Extracted records Start Marker

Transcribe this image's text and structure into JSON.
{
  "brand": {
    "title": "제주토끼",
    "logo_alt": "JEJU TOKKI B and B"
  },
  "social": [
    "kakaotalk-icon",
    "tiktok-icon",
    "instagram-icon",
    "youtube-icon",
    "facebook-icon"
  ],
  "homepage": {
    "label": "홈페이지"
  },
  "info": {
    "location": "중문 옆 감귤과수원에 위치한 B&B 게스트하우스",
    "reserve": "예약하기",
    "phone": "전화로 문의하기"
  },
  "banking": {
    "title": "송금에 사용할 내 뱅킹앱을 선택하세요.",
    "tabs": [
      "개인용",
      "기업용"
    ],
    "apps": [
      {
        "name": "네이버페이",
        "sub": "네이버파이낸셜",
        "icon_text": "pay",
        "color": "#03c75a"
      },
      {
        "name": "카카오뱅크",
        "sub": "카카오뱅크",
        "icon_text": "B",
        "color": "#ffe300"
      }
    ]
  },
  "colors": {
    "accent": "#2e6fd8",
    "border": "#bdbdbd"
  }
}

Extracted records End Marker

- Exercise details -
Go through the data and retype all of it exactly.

- Answer below -
Transcribe this image's text and structure into JSON.
{
  "brand": {
    "title": "제주토끼",
    "logo_alt": "JEJU TOKKI B and B"
  },
  "social": [
    "kakaotalk-icon",
    "tiktok-icon",
    "instagram-icon",
    "youtube-icon",
    "facebook-icon"
  ],
  "homepage": {
    "label": "홈페이지"
  },
  "info": {
    "location": "중문 옆 감귤과수원에 위치한 B&B 게스트하우스",
    "reserve": "예약하기",
    "phone": "전화로 문의하기"
  },
  "banking": {
    "title": "송금에 사용할 내 뱅킹앱을 선택하세요.",
    "tabs": [
      "개인용",
      "기업용"
    ],
    "apps": [
      {
        "name": "네이버페이",
        "sub": "네이버파이낸셜",
        "icon_text": "pay",
        "color": "#03c75a"
      },
      {
        "name": "카카오뱅크",
        "sub": "카카오뱅크",
        "icon_text": "B",
        "color": "#ffe300"
      }
    ]
  },
  "colors": {
    "accent": "#2e6fd8",
    "border": "#bdbdbd"
  }
}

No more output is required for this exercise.